Internationally, others are beginning to speak more forcefully about what’s happening in Xinjiang. Last week, Pakistan’s new Prime Minister Imran Khan spoke out for the first time in response to growing pressure from Pakistani traders who do business in China, many of whom are married to Uighur women now interned in Xinjiang. Muslim groups in India and Bangladesh held protests last month upon hearing stories of Uighurs being forced to renounce their faith, while Anwar Ibrahim, currently running for premier in Malaysia, has called for formal talks to discuss China’s actions—though his proposal is scarce on the details. Meanwhile, the Financial Times reports that China is placing significant pressure on its neighbors—many of whom receive considerable investment from China and stand to gain from the Belt and Road Initiative—into enforcing its counterterrorism policies against Uighur emigres, who Beijing perceives as a serious threat. Reports have also surfaced that Beijing has been sending its police officers into Tajikistan and Kyrgyzstan to arrest Uighur emigres from China.

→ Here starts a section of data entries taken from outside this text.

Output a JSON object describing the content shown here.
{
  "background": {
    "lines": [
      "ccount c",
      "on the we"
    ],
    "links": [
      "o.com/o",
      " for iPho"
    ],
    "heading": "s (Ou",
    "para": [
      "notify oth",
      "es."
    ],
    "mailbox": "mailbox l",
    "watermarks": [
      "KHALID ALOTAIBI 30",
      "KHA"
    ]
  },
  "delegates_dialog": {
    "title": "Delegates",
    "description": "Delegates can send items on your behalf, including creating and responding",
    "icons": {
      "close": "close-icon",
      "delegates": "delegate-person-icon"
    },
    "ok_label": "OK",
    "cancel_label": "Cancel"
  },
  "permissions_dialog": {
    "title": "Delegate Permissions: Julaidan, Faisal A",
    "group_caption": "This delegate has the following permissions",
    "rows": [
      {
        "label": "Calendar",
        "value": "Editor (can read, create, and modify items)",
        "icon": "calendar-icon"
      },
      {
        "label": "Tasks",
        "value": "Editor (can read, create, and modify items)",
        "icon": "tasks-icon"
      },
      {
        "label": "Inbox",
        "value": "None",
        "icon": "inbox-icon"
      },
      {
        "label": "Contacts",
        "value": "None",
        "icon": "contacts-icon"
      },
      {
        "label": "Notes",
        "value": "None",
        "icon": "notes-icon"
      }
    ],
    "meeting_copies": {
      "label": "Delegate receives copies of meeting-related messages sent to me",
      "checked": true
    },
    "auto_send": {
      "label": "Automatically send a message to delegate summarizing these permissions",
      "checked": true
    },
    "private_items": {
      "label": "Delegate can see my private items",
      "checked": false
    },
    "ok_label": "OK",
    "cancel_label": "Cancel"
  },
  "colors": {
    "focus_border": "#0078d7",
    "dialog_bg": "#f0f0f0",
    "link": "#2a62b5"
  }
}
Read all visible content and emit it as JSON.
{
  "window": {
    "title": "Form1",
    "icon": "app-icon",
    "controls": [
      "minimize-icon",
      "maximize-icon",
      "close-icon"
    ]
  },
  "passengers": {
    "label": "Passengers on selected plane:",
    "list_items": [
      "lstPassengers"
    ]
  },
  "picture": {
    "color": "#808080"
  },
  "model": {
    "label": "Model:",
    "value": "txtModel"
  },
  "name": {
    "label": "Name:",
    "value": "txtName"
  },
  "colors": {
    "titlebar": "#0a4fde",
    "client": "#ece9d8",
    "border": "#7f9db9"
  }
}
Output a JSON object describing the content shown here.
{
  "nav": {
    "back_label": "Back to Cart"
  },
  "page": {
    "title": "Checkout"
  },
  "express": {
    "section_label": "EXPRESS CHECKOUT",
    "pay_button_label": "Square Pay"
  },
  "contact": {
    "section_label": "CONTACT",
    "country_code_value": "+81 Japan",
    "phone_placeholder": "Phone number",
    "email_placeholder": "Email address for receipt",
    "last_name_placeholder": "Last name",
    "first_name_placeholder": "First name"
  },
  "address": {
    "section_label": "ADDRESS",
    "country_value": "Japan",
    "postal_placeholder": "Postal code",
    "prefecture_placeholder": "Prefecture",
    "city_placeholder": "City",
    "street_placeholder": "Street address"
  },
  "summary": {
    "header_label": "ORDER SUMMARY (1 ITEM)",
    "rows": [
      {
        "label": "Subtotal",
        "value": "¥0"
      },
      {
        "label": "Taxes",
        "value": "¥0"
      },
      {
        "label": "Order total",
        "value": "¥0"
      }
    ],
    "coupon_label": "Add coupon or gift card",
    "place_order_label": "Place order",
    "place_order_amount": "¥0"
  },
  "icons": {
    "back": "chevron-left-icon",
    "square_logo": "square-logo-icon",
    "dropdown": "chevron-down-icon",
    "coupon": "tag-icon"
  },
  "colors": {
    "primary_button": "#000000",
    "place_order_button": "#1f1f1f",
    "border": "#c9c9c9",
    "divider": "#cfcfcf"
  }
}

For Uighurs who have fled China, international law guarantees the right to seek asylum under Article 14 of the Universal Declaration of Human Rights. The 1951 Convention Relating to the Status of Refugees and its 1967 Optional Protocol further recognize five categories of protections—race, religion, nationality, political opinion, or membership in a particular social group—to qualify as a refugee, which would include Uighurs. Article 3 of UNCAT likewise forbids states from expediting persons where “there there are substantial grounds for believing that he would be in danger of being subjected to torture.” (More analysis is available here).
In 2012, before China’s crackdown in Xinjiang intensified, Sweden deported two Uighurs to Xinjiang who have not been heard from since. Last week, Sweden joined Germany in officially refusing to deport any more Uighurs—having planned to deport a family of four only three weeks prior. Nonetheless, there is some evidence that some countries have unintentionally abrogated their commitment to avoid refoulement, as in one case in which Bavarian authorities reportedly deported a Uighur man due to an administrative error. In other cases, violations seem to have been intentional. For example, in 2017 Egypt detained 80 Uighurs and presumably deported them to Xinjiang, while Thailand sent a hundred Uighurs back to China in 2015.
There is no shortage of conversation about China these days. From Washington to Jakarta, people debate, sometimes in hope and sometimes in fear, what China’s rise will mean for the global economy and the global rules-based system. But this talk often ignores what the rise of China has already meant for the Chinese: most pressingly, the Uighurs. Further, it ignores the powerful precedent China’s authoritarian approach is creating for other states facing ethnic tensions, not to mention China’s capacity to export them new means of technological control.